Is Australia’s aid program effective? Measuring the effectiveness of aid is no easy feat. For a start, there is uncertainty about what aid is trying to achieve. Even seemingly straightforward objectives, like poverty reduction, throw up a range of questions as to what precisely ought to be measured. For instance, how should one balance the provision of temporary relief to those in need with catalyzing permanent transformation in people’s lives (Barder, 2009)? Second, it is notoriously difficult to isolate the effect of a single aid program from other factors. Aid is delivered in an environment of enormous complexity where all manner of other events shape outcomes, including actions by recipient governments, aid from other countries, non-aid flows, and the performance of the global economy. To accurately attribute impact to aid therefore requires a thorough understanding of the setting in which aid is given. Third, the effects of aid are not always immediate or straightforward. For instance, improvements in people’s skills or the performance of institutions may manifest gradually. Measurements of what aid achieves must be sensitive to the different ways change is brought about (Woolcock et al., 2009).

A solution is to focus on Australia’s approach to giving aid and see how it stacks up against international best practice. International best practice is defined here by what is known to work well in aid, either because it has been demonstrated through research, identified by aid recipients, or agreed through consensus within the aid community. The latter is captured in the Paris Declaration on Aid Effectiveness and the Accra Agenda for Action—two statements of intent by ministers of developed and developing countries and heads of donor agencies, pledging improvements in the way aid is managed and delivered. As a member of the Organization for Economic Cooperation and Development’s Development Assistance Committee (OECD DAC), Australia is a signatory to both agreements.

While adherence with best practice principles cannot guarantee that Australia’s aid will always deliver its intended results, it increases the likelihood that those results will be achieved.
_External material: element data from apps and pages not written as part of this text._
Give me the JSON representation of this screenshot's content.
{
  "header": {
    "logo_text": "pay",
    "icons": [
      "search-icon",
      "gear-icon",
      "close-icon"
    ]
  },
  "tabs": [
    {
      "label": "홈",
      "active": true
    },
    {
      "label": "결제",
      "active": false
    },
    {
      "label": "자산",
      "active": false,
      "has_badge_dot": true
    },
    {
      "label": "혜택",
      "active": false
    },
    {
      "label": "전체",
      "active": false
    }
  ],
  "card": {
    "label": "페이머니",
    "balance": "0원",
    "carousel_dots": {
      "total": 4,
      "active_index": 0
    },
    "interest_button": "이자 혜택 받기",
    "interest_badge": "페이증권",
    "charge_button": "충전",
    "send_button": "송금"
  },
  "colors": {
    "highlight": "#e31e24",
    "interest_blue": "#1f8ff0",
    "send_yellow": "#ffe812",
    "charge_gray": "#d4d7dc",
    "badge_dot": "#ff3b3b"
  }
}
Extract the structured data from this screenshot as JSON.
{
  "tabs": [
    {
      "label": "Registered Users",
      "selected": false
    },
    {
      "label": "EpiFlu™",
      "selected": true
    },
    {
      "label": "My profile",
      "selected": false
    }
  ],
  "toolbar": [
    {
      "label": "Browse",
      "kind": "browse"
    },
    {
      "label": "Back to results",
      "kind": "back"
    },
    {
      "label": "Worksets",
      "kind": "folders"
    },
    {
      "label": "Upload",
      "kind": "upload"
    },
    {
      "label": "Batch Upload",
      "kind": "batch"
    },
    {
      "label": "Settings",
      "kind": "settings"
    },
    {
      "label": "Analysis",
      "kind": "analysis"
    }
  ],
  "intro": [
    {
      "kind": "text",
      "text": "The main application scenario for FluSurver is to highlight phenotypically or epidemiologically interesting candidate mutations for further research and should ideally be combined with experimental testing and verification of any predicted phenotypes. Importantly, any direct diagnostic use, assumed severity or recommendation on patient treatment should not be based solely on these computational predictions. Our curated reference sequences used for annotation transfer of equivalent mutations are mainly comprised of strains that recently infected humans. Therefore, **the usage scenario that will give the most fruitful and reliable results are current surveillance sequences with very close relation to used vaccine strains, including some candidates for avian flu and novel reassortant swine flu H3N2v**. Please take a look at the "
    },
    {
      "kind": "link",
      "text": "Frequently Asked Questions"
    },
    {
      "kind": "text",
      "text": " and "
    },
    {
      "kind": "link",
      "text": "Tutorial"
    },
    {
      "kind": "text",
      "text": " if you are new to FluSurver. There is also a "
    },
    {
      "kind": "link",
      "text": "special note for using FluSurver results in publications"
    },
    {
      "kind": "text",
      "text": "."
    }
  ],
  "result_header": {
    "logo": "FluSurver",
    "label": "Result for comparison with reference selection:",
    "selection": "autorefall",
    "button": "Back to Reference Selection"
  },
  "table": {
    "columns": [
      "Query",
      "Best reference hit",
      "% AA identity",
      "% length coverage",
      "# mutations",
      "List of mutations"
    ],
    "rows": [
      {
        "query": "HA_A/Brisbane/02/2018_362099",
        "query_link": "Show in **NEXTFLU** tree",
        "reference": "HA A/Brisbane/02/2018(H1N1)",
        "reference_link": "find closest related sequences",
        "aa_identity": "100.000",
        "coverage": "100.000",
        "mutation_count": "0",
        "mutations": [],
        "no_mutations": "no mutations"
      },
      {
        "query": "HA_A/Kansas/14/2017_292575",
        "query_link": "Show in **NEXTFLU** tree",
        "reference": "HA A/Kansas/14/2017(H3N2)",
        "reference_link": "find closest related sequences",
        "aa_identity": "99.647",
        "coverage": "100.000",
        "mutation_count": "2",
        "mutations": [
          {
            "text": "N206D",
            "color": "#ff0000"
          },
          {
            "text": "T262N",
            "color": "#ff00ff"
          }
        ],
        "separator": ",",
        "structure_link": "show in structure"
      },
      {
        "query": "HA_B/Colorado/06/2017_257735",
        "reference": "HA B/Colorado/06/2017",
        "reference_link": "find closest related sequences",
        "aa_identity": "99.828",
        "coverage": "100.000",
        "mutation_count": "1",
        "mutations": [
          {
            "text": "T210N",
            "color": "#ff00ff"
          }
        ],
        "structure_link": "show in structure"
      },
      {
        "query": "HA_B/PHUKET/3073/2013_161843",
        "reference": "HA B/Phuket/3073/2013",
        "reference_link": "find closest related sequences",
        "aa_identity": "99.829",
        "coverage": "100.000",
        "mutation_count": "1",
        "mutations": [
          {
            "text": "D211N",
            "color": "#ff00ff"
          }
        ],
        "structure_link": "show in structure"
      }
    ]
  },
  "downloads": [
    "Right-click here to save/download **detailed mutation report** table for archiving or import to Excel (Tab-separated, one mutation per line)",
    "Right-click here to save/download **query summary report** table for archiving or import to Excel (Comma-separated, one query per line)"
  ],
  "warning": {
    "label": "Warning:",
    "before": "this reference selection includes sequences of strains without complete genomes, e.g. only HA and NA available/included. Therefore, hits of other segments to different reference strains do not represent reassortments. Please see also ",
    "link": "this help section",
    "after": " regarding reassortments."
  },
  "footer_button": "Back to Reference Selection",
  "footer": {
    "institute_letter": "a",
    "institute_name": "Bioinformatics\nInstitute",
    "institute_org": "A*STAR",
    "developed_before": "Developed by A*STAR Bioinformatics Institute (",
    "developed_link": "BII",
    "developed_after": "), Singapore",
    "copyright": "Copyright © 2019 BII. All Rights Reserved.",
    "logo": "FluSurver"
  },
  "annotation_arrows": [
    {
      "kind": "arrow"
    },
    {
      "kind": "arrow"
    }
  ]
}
And unlike the results of aid, adherence to best practice is fully within Australia’s control. Australia’s performance against best practice standards therefore serves as a touchstone of its commitment to greater aid effectiveness.